(Credit: Fabrizio Andrea Bertani/Shutterstock) It's one of the most common arguments in basketball: Who hit that ball out of bounds? When two NBA players lunge for a ball end up tipping it out, neither wants to cop to the final touch. Refs are called in to arbitrate while both players deny their culpability, often in heated tones. There's an obvious motive behind wanting to avoid blame, but a new study shows that there might also be a neurological basis behind both players' belief that their opponent touched the ball last. Our brains seem to engage in a bit of time travel when it comes to linking up our actions and their effects in the real world, researchers from Arizona State University say. When we reach for a ball — or draw our hands back to avoid hitting it out — our minds tell us that the action happens slightly earlier than it actually does, they say.
Inspired by those basketball arguments, Ty Tang and Michael McBeath decided to conduct a lab study that would test how participant's experience of touching something would line up with when the touch actually happened. Some previous evidence actually suggested that our minds might rewind the clock a bit when tying actions to reactions. For example, participants in studies where there's a delay between them taking an action and something happening seem to perceive that delay as shorter than it actually is. In this study, published Wednesday in Science Advances, the researchers had 16 undergraduates pair off with a partner, separated by a barrier. They were supposed to tap their partner's hand when they saw a light flash, and then indicate which person made the first touch. Sensors on the backs of their hands recorded who actually won the contest. They weren't very good at telling who won, the researchers found. When their touches happened simultaneously, the participants' said that they had actually made the first touch 67 percent of the time. They even put numbers to the effect: Participants thought their touches happened about 50 milliseconds earlier than they actually did on average. They repeated the experiment with a mechanical partner, and got about the same results. It's an indication that our minds tell us we've done something before it actually happens, giving us a version of reality that is just slightly ahead of everyone else's.
Reaction Before Action
The behavioral quirk can likely be traced to the fact that our brains are constantly making predictions about things happening in the world around us, playing out events before they happen.

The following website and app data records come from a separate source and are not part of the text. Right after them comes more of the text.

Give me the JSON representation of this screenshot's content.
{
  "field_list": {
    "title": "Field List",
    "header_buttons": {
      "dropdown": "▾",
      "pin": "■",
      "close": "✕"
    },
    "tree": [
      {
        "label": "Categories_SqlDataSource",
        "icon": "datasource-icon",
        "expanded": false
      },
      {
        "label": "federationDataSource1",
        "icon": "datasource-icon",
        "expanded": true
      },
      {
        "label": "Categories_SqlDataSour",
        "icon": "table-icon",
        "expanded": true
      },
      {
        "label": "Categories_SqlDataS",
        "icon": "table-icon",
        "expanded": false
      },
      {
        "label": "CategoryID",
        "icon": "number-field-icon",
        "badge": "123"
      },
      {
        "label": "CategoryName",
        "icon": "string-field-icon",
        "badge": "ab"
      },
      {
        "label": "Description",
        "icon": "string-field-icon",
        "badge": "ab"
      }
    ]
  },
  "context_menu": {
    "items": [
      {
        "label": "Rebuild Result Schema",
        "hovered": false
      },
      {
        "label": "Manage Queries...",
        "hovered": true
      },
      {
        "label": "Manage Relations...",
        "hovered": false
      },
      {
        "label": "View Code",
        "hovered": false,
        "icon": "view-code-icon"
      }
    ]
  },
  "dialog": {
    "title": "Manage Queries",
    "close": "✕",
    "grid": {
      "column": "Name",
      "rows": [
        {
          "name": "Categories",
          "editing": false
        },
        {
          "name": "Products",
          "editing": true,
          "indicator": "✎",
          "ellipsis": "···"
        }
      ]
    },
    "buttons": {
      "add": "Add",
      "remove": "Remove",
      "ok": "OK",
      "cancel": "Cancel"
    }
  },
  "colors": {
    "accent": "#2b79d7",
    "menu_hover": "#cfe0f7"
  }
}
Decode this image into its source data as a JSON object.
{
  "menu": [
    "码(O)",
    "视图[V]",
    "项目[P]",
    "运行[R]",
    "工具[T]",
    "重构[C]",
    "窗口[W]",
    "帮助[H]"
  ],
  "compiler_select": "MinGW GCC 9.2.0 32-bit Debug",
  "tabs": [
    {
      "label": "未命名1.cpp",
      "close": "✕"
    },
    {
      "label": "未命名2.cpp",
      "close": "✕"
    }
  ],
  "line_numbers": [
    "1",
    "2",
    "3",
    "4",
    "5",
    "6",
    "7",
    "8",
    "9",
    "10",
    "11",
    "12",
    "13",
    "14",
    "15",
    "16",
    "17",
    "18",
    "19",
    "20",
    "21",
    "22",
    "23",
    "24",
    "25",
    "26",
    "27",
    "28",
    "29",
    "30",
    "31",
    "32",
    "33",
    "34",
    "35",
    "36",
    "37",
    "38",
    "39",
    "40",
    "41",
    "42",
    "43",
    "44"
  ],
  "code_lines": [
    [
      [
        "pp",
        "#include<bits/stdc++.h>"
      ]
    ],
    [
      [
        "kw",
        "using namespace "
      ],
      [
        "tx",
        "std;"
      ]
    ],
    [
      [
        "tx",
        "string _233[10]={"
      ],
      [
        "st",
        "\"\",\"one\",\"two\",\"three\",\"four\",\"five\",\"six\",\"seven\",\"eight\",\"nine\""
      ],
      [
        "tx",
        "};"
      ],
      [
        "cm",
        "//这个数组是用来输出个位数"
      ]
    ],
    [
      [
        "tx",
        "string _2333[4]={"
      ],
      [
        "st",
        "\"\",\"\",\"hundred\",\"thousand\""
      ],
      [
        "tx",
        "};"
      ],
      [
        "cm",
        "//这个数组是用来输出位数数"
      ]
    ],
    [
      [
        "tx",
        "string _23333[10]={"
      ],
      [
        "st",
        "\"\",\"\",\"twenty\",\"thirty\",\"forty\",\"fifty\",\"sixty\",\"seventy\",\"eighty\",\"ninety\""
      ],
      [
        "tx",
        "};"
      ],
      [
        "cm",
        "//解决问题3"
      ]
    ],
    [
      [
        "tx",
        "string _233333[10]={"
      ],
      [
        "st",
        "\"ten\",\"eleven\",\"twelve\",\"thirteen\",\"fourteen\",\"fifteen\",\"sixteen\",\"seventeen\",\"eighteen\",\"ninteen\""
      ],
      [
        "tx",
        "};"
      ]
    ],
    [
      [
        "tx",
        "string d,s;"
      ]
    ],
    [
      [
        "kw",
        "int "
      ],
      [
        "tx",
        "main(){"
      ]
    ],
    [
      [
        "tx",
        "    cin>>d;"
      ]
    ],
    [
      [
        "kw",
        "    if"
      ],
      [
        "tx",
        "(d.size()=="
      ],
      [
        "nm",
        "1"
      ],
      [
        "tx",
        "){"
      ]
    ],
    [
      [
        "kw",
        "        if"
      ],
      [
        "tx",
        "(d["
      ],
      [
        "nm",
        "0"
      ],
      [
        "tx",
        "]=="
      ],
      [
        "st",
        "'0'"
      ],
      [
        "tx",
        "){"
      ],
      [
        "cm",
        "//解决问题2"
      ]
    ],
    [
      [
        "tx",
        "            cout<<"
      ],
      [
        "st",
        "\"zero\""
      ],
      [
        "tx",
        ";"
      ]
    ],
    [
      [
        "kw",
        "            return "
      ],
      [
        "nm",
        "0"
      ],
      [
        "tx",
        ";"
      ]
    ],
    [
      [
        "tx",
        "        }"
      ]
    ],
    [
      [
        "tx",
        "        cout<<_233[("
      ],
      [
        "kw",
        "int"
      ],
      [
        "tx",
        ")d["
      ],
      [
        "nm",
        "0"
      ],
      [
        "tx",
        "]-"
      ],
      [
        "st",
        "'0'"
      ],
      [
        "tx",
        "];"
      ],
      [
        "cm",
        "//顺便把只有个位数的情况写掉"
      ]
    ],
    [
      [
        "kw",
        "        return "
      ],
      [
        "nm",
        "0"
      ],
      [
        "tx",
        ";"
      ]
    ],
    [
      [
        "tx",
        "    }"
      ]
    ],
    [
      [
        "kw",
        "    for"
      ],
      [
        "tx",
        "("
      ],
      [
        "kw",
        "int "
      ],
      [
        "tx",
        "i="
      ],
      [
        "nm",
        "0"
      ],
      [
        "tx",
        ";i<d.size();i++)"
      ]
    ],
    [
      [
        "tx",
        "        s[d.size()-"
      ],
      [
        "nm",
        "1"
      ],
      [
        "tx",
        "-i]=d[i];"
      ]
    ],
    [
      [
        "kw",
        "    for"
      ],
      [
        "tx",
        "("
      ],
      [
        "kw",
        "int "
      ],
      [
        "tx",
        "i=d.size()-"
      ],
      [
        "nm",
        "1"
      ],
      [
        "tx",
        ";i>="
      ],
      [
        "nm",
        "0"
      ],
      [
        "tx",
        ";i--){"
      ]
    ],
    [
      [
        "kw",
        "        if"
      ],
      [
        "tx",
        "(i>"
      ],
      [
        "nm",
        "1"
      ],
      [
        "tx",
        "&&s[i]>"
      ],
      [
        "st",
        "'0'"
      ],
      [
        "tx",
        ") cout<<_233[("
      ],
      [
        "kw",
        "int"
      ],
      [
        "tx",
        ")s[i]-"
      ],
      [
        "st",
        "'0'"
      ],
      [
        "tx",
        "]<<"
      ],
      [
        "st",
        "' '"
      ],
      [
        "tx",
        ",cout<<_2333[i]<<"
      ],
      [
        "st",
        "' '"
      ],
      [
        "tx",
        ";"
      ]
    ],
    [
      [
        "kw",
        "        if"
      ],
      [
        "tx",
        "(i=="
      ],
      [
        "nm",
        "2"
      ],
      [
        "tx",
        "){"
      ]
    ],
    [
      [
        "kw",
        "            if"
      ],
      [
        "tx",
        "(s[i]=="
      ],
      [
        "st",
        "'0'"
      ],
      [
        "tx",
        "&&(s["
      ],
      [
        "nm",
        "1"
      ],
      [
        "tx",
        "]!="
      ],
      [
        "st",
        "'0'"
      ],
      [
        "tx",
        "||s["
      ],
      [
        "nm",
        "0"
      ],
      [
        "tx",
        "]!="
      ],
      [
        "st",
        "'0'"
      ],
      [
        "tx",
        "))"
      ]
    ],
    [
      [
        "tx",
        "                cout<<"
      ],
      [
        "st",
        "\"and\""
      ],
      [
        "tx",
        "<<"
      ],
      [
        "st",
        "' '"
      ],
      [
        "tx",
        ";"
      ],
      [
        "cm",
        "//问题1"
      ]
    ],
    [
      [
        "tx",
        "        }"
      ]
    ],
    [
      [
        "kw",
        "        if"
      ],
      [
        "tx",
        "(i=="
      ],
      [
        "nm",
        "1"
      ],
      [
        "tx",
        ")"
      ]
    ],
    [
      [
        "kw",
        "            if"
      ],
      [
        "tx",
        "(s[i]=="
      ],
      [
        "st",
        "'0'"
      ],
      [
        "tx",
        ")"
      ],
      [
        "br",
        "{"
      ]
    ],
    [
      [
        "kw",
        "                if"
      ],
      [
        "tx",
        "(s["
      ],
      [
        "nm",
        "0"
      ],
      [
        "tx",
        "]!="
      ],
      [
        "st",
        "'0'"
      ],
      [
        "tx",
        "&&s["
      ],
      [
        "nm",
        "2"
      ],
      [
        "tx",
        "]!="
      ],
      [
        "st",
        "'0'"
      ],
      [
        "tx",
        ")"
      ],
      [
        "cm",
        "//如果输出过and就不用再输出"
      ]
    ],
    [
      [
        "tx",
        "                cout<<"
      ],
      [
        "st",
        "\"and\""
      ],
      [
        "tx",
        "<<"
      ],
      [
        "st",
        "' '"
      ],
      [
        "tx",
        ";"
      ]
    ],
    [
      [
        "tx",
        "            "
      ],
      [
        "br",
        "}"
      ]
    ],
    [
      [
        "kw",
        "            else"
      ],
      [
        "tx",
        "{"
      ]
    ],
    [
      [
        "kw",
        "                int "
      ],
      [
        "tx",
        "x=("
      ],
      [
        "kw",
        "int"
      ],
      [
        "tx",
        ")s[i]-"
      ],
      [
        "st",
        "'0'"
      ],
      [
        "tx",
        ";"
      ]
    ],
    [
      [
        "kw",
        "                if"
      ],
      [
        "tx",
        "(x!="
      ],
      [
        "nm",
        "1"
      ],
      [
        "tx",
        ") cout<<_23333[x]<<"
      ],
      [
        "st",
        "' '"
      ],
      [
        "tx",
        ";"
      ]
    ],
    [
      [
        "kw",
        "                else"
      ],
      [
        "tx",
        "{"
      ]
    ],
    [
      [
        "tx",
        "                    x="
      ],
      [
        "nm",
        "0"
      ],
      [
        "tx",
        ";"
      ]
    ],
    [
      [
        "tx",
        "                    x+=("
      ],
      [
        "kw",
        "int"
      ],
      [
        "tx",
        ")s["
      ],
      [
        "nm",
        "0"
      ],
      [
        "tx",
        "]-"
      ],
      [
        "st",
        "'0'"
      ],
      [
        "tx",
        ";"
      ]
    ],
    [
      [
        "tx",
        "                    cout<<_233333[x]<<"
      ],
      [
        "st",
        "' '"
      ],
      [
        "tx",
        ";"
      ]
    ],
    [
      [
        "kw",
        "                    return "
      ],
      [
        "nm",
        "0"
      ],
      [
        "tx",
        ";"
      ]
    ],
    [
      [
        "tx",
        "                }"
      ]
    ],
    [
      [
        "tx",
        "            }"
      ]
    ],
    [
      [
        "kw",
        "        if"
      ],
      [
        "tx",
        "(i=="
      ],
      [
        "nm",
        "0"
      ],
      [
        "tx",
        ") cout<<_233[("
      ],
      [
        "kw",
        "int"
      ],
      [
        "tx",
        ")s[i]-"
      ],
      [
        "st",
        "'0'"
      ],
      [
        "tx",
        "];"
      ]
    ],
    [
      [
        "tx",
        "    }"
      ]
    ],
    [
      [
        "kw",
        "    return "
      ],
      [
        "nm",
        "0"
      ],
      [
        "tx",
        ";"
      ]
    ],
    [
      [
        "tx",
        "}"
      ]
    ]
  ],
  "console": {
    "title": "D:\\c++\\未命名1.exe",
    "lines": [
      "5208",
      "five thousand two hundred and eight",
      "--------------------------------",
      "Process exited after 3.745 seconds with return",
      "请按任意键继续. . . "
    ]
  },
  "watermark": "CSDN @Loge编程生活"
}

The fast-forwarding accounts for the fact that our brains need some time (though it's measured in milliseconds) to process information from our senses and turn it into action. Our brains have to work ahead, in other words, by anticipating what will happen in order to react to it in real time. "The 50 millisecond time delay makes a lot of sense because we know the brain is always predicting our actions and perceptions" McBeath says in a statement. "When something is unexpected, there is a slight perceptual delay while the brain figures it out." So, our brains "see" our hand moving before it actually happens. The gap between perception and action is small, and it's not something we'd usually notice. But in situations where milliseconds matter, such as when lunging for a basketball, it might be enough to throw us off. The gap could even be more noticeable for athletes, the researchers say, who sometimes benefit from a heightened ability to mentally predict events in the real world. How that might change the gap between perceived and actual action hasn't yet been tested, though. So next time you feel like telling that player they're lying about that foul, remember — it might not be their fault.